Latest Forrester Analytics “Wave”
A few comments:
(1) While the “Wave” analysis purports to be an assessment of “Predictive Analytics Solutions for Big Data”, it is actually an assessment of vendor scale. You can save yourself $2,495 by rank-ordering vendors by revenue and get similar results.
(2) The assessment narrowly focuses on in-memory tools, which arbitrarily excludes some of the most powerful analytic tools in the market today. Forrester claims that in-database analytics “tend to be oriented toward technical users and require programming or SQL”. This is simply not true. Oracle Data Mining and Teradata Warehouse Miner have excellent user interfaces, and IBM SPSS Modeler provides an excellent front-end to in-database analytics across a number of databases (including IBM Netezza, DB2, Oracle and Teradata). Alpine Miner is a relatively new entrant that also has an excellent UI.

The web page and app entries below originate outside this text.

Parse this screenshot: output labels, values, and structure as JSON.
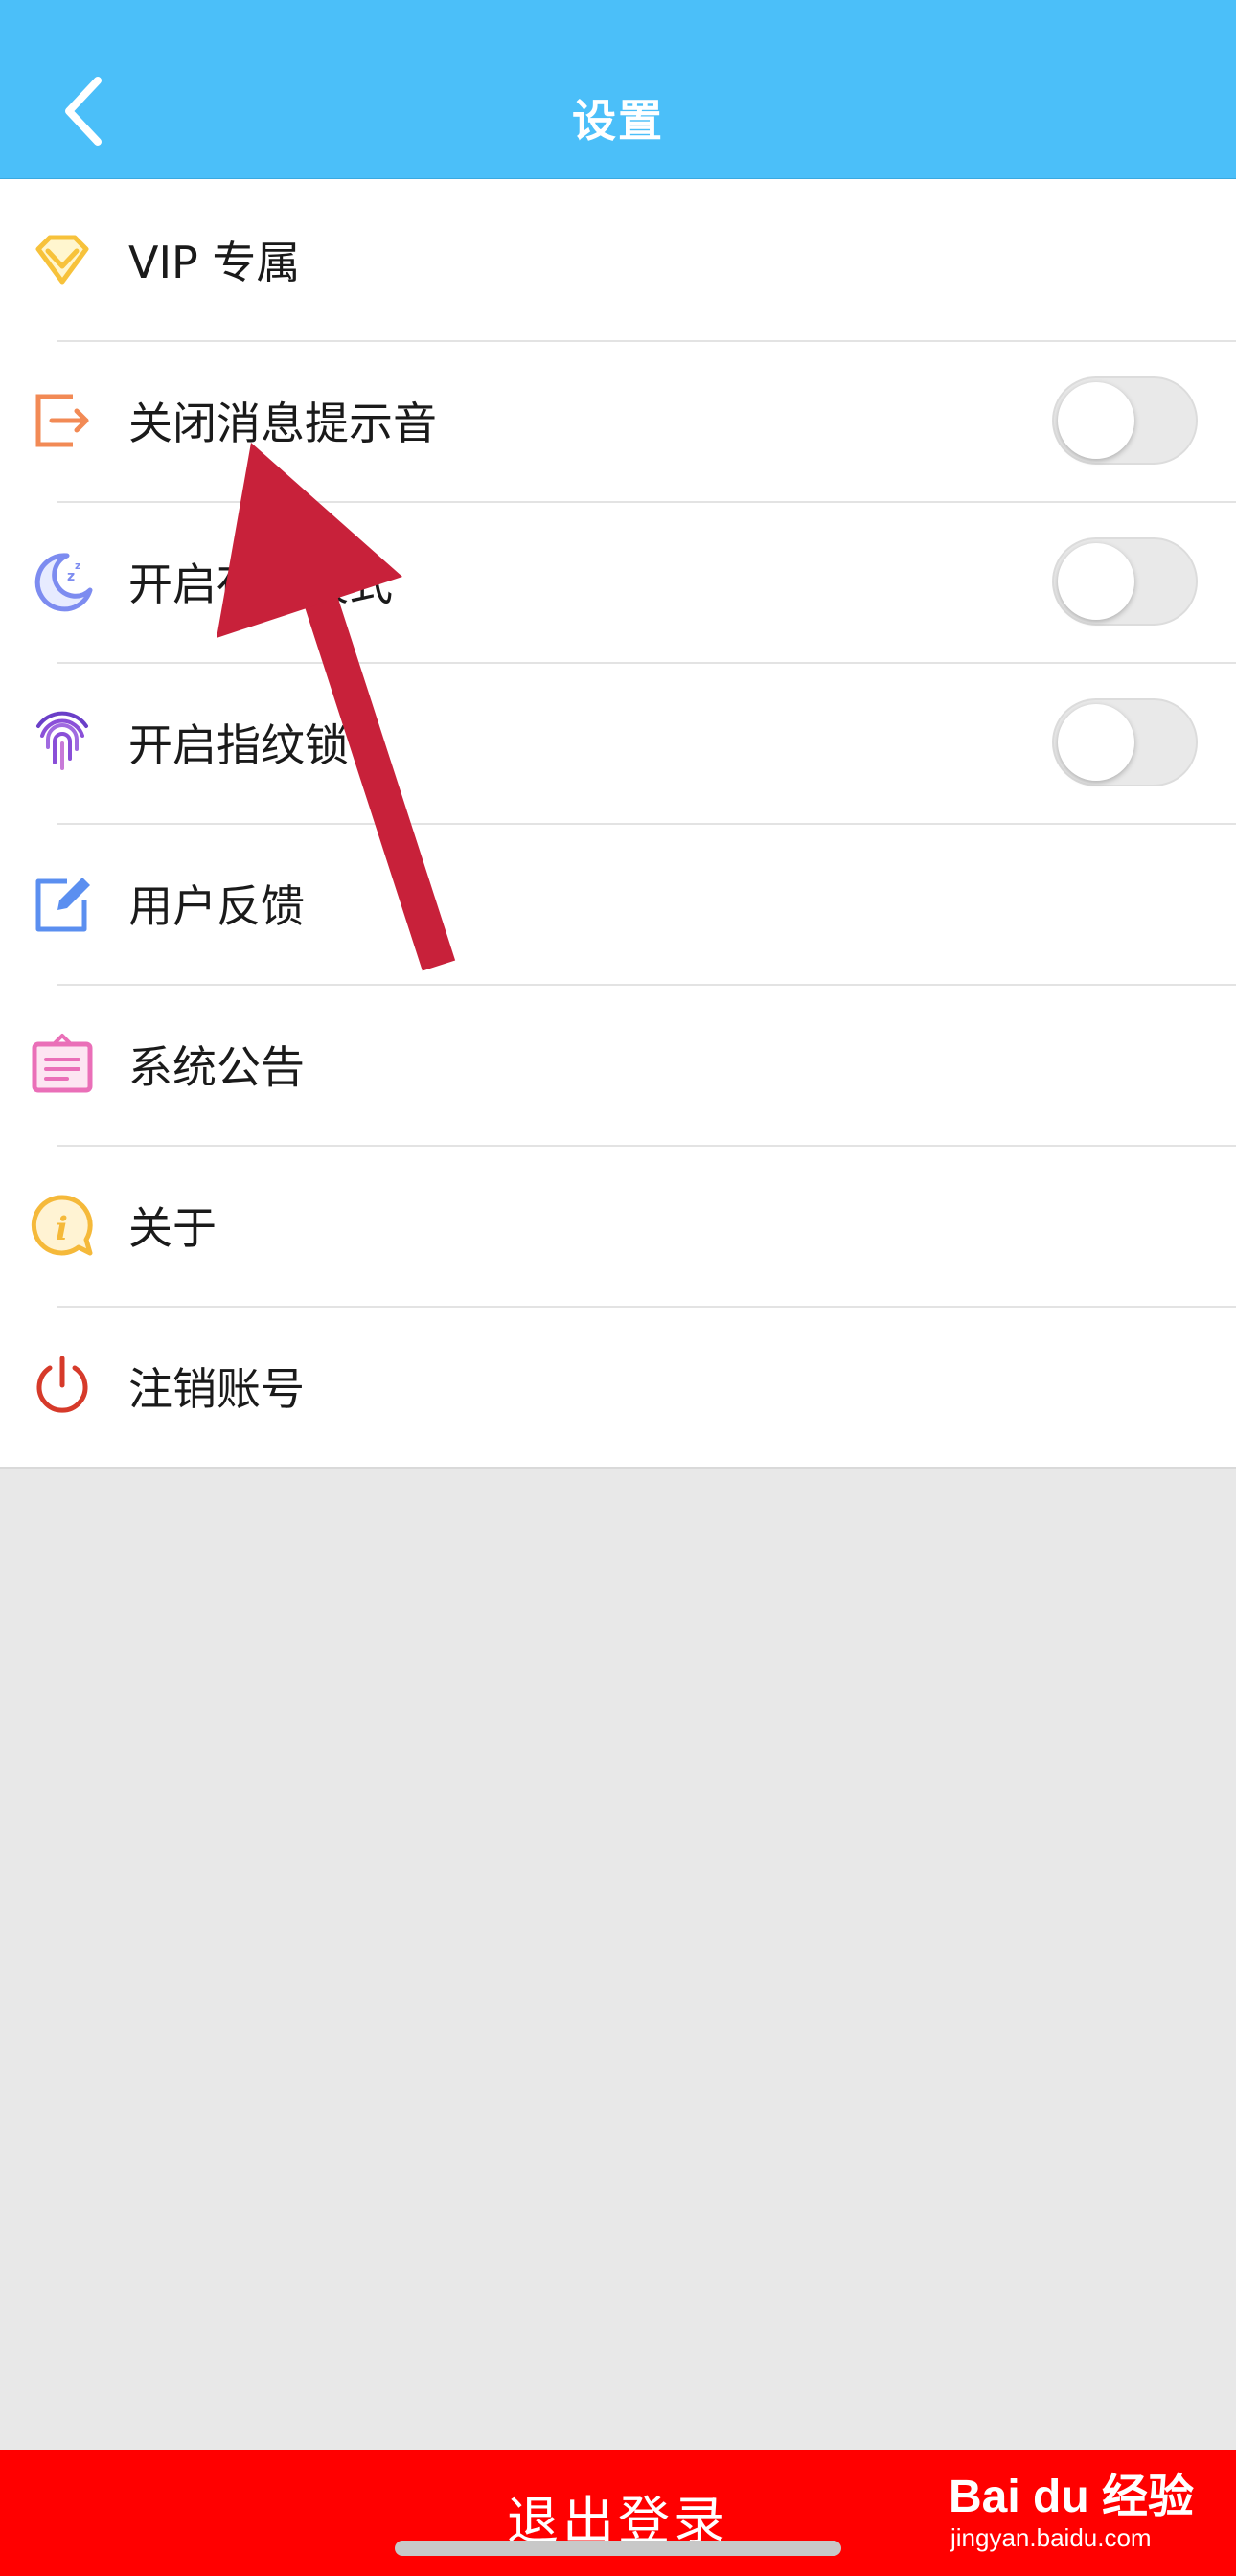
{
  "header": {
    "title": "设置",
    "background": "#4bbff9"
  },
  "menu": {
    "items": [
      {
        "label": "VIP 专属",
        "icon": "diamond-icon",
        "color": "#f7c23b"
      },
      {
        "label": "关闭消息提示音",
        "icon": "exit-arrow-icon",
        "color": "#f28a55",
        "toggle": false
      },
      {
        "label": "开启夜间模式",
        "icon": "moon-icon",
        "color": "#7d8cf0",
        "toggle": false
      },
      {
        "label": "开启指纹锁",
        "icon": "fingerprint-icon",
        "color": "#8a4fd8",
        "toggle": false
      },
      {
        "label": "用户反馈",
        "icon": "edit-icon",
        "color": "#5b8ff0"
      },
      {
        "label": "系统公告",
        "icon": "notice-board-icon",
        "color": "#ea6fb8"
      },
      {
        "label": "关于",
        "icon": "info-icon",
        "color": "#f5b93a"
      },
      {
        "label": "注销账号",
        "icon": "power-icon",
        "color": "#d63a2a"
      }
    ]
  },
  "logout": {
    "label": "退出登录",
    "background": "#ff0000"
  },
  "watermark": {
    "logo": "Bai du 经验",
    "url": "jingyan.baidu.com"
  },
  "annotation": {
    "color": "#c8213a"
  }
}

(3) Forrester exaggerates SAS’ experience and market presence in Big Data. Most SAS customers work primarily with foundation products that do not scale effectively to Big Data; this is precisely why SAS developed the high performance products demonstrated in the analyst beauty show. SAS has exactly one public reference customer for its new in-memory high-performance analytics software.
(4) SAS Enterprise Miner may be “easy to learn”, but it is a stretch to say that it has the capability to “run analytics in-database or distributed clusters to handle Big Data”.
(5) Designation of SAP as a “leader” in predictive analytics is also a stretch. SAP’s Predictive Analytics Library is a new product with some interesting capabilities; however, it is largely unproven and SAP lacks a track record in this area.
(6) The omission of Oracle Data Mining from this report makes no sense at all.
(7) Forrester’s scorecard gives every vendor the same score for pricing and licensing. That’s like arguing that a Bentley and a Chevrolet are equally suitable as family cars, but the Bentley is preferable because it has leather seats. TCO matters. As I reported here, a firm that tested SAS High Performance Analytics and reported good results did not actually buy the product because, as a company executive notes, “this stuff is expensive.”